However, if the dunes are over-grazed by livestock and rabbits, then this can have damaging effects, but if the dunes are under-grazed, the scrub and woodland species will begin to grow. Humans cause interference as sand dunes are very popular with tourists. Holiday makers may walk through them or park their cars on them. The dunes can cope with pedestrians to an extent, but cars and walkways from car parks to the beach cause a great deal of damage. Embryo dunes are formed when sand is blown up the beach and trapped by pioneer species of plant such as marram grass. When pedestrians continually walk in these areas these very important plant species may be destroyed and sand is no longer trapped. Failure of the dune vegetation to recover from any damage, may result in dune erosion due to the effects of onshore winds mobilising bare sand in the form of blowouts. Movement of sand landward results in erosion of the beach/dune system. The blowouts that induce this mode of erosion may in turn initiate further degradation within landward dunes as drifting sand buries and kills vegetation in its path.

We can write a custom essay

According to Your Specific Requirements

Order an essay

You May Also Find These Documents Helpful

Social Sciences: Geography, Anthropology, Sociology, Eeconomics and...

Geography is the study of the physical parts of the earth and its atmosphere, geography can also be the study of the human activity. Every day, geography affects our daily lives. Examples of geography affecting us on a regular basis are shown from everyday experiences. The environment constantly affects us, whether it be by weather and climate change or giving us natural resources like energy...

Geographical Investigation into sub session on the...

Aims: The key question for this enquiry is: "How and why does vegetation change along a psammosere succession?" This question states that, I must investigate into how the vegetation changes on the sand dunes through the heath land. With this key question, there are subheadings as shown below: * How does the number of plant species change through the succession? This question states, that I...

Geography Erosional Landforms

Corrie = Corries, also known as cirques, are often the starting point of a glacier. Snowflakes collect in a hollow. As more snow falls, the snow is compressed and the air is squeezed out to become firm. With the pressure of more layers of snow, the firm will, over thousands of years, become glacier ice. Erosion and weathering by abrasion, plucking and freeze-thaw action will...

Riverwalk vs River Front

Everything new eventually becomes less new, and then -- although no-one can say precisely when -- old.  Sometimes when there has been rapid advancement in one area of a city, the contrast between the old and new can be startling.

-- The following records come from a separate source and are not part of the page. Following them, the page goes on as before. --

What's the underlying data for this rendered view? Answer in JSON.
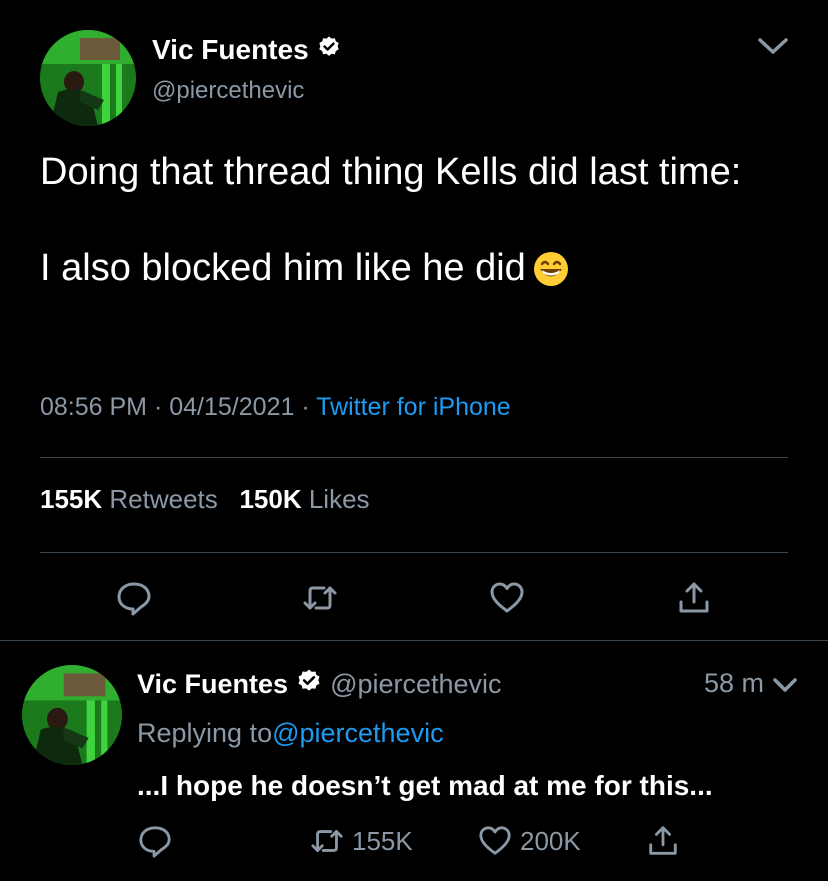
{
  "main_tweet": {
    "author_name": "Vic Fuentes",
    "handle": "@piercethevic",
    "text_line1": "Doing that thread thing Kells did last time:",
    "text_line2": "I also blocked him like he did",
    "text_emoji": "grinning-face-with-smiling-eyes",
    "time": "08:56 PM",
    "separator": "·",
    "date": "04/15/2021",
    "source": "Twitter for iPhone",
    "retweets_count": "155K",
    "retweets_label": "Retweets",
    "likes_count": "150K",
    "likes_label": "Likes"
  },
  "reply_tweet": {
    "author_name": "Vic Fuentes",
    "handle": "@piercethevic",
    "time_ago": "58 m",
    "replying_prefix": "Replying to",
    "replying_handle": "@piercethevic",
    "text": "...I hope he doesn’t get mad at me for this...",
    "retweets": "155K",
    "likes": "200K"
  },
  "icons": {
    "reply": "reply-icon",
    "retweet": "retweet-icon",
    "like": "heart-icon",
    "share": "share-icon",
    "menu": "chevron-down-icon",
    "verified": "verified-badge-icon"
  },
  "colors": {
    "background": "#000000",
    "text_primary": "#ffffff",
    "text_secondary": "#8b98a5",
    "link": "#1d9bf0",
    "divider": "#38444d"
  }
}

Such is the case with the old river-walk and new riverfront areas of the Las Olas area in Fort Lauderdale. Starting from the year "1917,...

Villa Solheira

The villa’s character is highlighted by a charming outdoor garden, a swimming pool, and a terrace, all looking out to a striking view in this side of the Algarve. The climate is excellent in this sunny region—warm and even all year long, The villa has all the things needed to enjoy a private comfortable lifestyle. Families will absolutely love the villa’s luxurious interiors, with its...

Get Access To The Full Essay
Materials Daily
100,000+ Subjects
2000+ Topics
Free Plagiarism
All Materials
are Cataloged Well

Sorry, but copying text is forbidden on this website. If you need this or any other sample, we can send it to you via email.

By clicking "SEND", you agree to our terms of service and privacy policy. We'll occasionally send you account related and promo emails.
Sorry, but only registered users have full access

How about getting this access

Become a member

Your Answer Is Very Helpful For Us
Thank You A Lot!


Emma Taylor


Hi there!
Would you like to get such a paper?
How about getting a customized one?

Can't find What you were Looking for?

Get access to our huge, continuously updated knowledge base

The next update will be in:
14 : 59 : 59
Become a Member